There is one Master of Education (M.Ed.) program in Educational Psychology, geared toward those who want to apply psychology/educational psychology to their current professions (e.g., teaching). Two majors are offered for the Master of Arts (M.A.) degree: School and Community Psychology and Counseling Psychology. The School and Community psychology program offers two years of course work, plus a one-year internship. Satisfactory completion of the School and Community Psychology program allows the student to be certified as a school psychologist by the State of Michigan. It also allows the student to apply for a Limited License to Practice as a Psychologist (L.L.P.) in the State of Michigan. The major in Counseling Psychology has an emphasis in individual and marriage and family therapy and offers two years of course work plus one or two semesters of a clinical internship. Satisfactory completion of the Counseling Psychology program allows the student to qualify for the Limited License to Practice as a Psychologist in the State of Michigan and, with additional coursework, a State of Michigan license as a Marriage and Family Therapist. The Ph.D. in Educational Psychology has a concentration in Learning and Instruction science and is focused on educational psychology theory and research. Additionally, an Applied Behavior Analysis Graduate Certificate is offered for those who already hold a master's degree, or it can be accomplished as part of the M.Ed. in Educational Psychology. Through this training, students become eligible to sit for the Board Certified Behavior Analyst (BCBA) exam, which is part of earning the BCBA credential. All of these programs are described in more detail below.
The prospective student should recognize that a grade point average of 3.0 with no more than one earned grade of 'C' plus is required to continue in all of these programs and to graduate. The majors of School and Community Psychology and Counseling Psychology involve, in addition to course requirements, clinical experience in school and/or agency settings. Due to the clinical nature of the courses and the internship, both majors require students to have active liability coverage throughout the program. Retention in the program, graduation, and recommendation for certification/licensing approval depend upon demonstrated clinical skill as well as on the student's academic achievement. The staff will try to arrange for psychological practicums and internships in either a school system or a community mental health facility in keeping with program requirements. The Applied Behavior Analysis training also involves intensive training working with children in clinical settings and thus requires successful demonstration of both clinical and academic skills.
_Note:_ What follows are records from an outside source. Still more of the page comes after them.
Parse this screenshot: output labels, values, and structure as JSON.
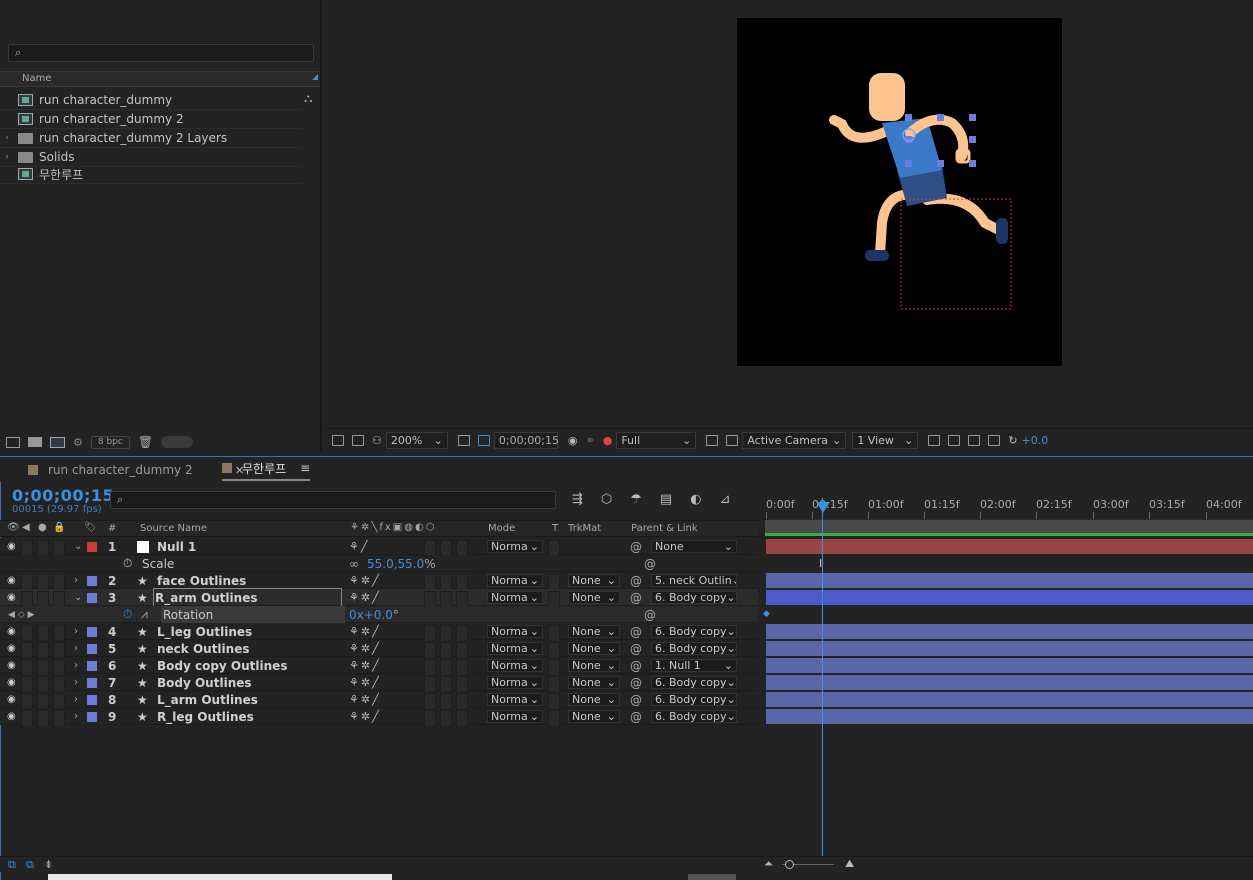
{
  "project": {
    "search_placeholder": "",
    "column_name": "Name",
    "items": [
      {
        "label": "run character_dummy",
        "kind": "comp"
      },
      {
        "label": "run character_dummy 2",
        "kind": "comp"
      },
      {
        "label": "run character_dummy 2 Layers",
        "kind": "folder"
      },
      {
        "label": "Solids",
        "kind": "folder"
      },
      {
        "label": "무한루프",
        "kind": "comp"
      }
    ],
    "bpc": "8 bpc"
  },
  "viewer": {
    "zoom": "200%",
    "timecode": "0;00;00;15",
    "resolution": "Full",
    "camera": "Active Camera",
    "views": "1 View",
    "exposure": "+0.0"
  },
  "tabs": [
    {
      "label": "run character_dummy 2",
      "active": false
    },
    {
      "label": "무한루프",
      "active": true
    }
  ],
  "timeline": {
    "current_time": "0;00;00;15",
    "frame_info": "00015 (29.97 fps)",
    "columns": {
      "num": "#",
      "source": "Source Name",
      "mode": "Mode",
      "t": "T",
      "trkmat": "TrkMat",
      "parent": "Parent & Link"
    },
    "ruler": [
      "0:00f",
      "00:15f",
      "01:00f",
      "01:15f",
      "02:00f",
      "02:15f",
      "03:00f",
      "03:15f",
      "04:00f"
    ],
    "layers": [
      {
        "num": "1",
        "name": "Null 1",
        "color": "#c8403c",
        "mode": "Norma",
        "trkmat": "",
        "parent": "None",
        "null": true
      },
      {
        "prop": "Scale",
        "value": "55.0,55.0",
        "unit": "%"
      },
      {
        "num": "2",
        "name": "face Outlines",
        "color": "#6a7ed8",
        "mode": "Norma",
        "trkmat": "None",
        "parent": "5. neck Outlin"
      },
      {
        "num": "3",
        "name": "R_arm Outlines",
        "color": "#6a7ed8",
        "mode": "Norma",
        "trkmat": "None",
        "parent": "6. Body copy",
        "selected": true
      },
      {
        "prop": "Rotation",
        "value": "0x+0.0",
        "unit": "°"
      },
      {
        "num": "4",
        "name": "L_leg Outlines",
        "color": "#6a7ed8",
        "mode": "Norma",
        "trkmat": "None",
        "parent": "6. Body copy"
      },
      {
        "num": "5",
        "name": "neck Outlines",
        "color": "#6a7ed8",
        "mode": "Norma",
        "trkmat": "None",
        "parent": "6. Body copy"
      },
      {
        "num": "6",
        "name": "Body copy Outlines",
        "color": "#6a7ed8",
        "mode": "Norma",
        "trkmat": "None",
        "parent": "1. Null 1"
      },
      {
        "num": "7",
        "name": "Body Outlines",
        "color": "#6a7ed8",
        "mode": "Norma",
        "trkmat": "None",
        "parent": "6. Body copy"
      },
      {
        "num": "8",
        "name": "L_arm Outlines",
        "color": "#6a7ed8",
        "mode": "Norma",
        "trkmat": "None",
        "parent": "6. Body copy"
      },
      {
        "num": "9",
        "name": "R_leg Outlines",
        "color": "#6a7ed8",
        "mode": "Norma",
        "trkmat": "None",
        "parent": "6. Body copy"
      }
    ]
  },
  "colors": {
    "accent": "#3d8fe0",
    "null_track": "#9a4646",
    "layer_track": "#5a66a8",
    "skin": "#fdc48f",
    "shirt": "#3a78c8",
    "shorts": "#2d4f86"
  }
}
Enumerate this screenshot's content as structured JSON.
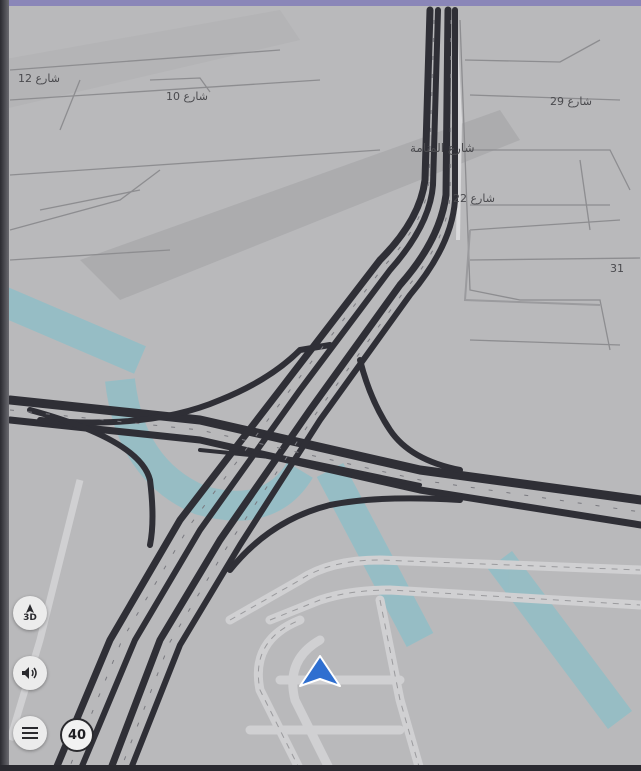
{
  "streets": {
    "s12": "شارع 12",
    "s10": "شارع 10",
    "s29": "شارع 29",
    "manama": "شارع المنامة",
    "s22": "شارع 22",
    "s31": "31"
  },
  "controls": {
    "view_mode": "3D",
    "speed_limit": "40"
  },
  "icons": {
    "compass": "compass-arrow-icon",
    "volume": "speaker-icon",
    "menu": "hamburger-menu-icon",
    "position": "current-position-arrow-icon"
  },
  "colors": {
    "map_bg": "#b9b9bb",
    "road": "#2f2f36",
    "position": "#2f6fd0"
  }
}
In addition to completing all procedures for admission to the Graduate School, each applicant must complete an admissions form obtained from the Program Area website: http://coe.wayne.edu/tbf/ for the program of interest, and follow those instructions carefully. Applicants are strongly encouraged to contact the program area secretary to ensure they have received complete and updated application and program information.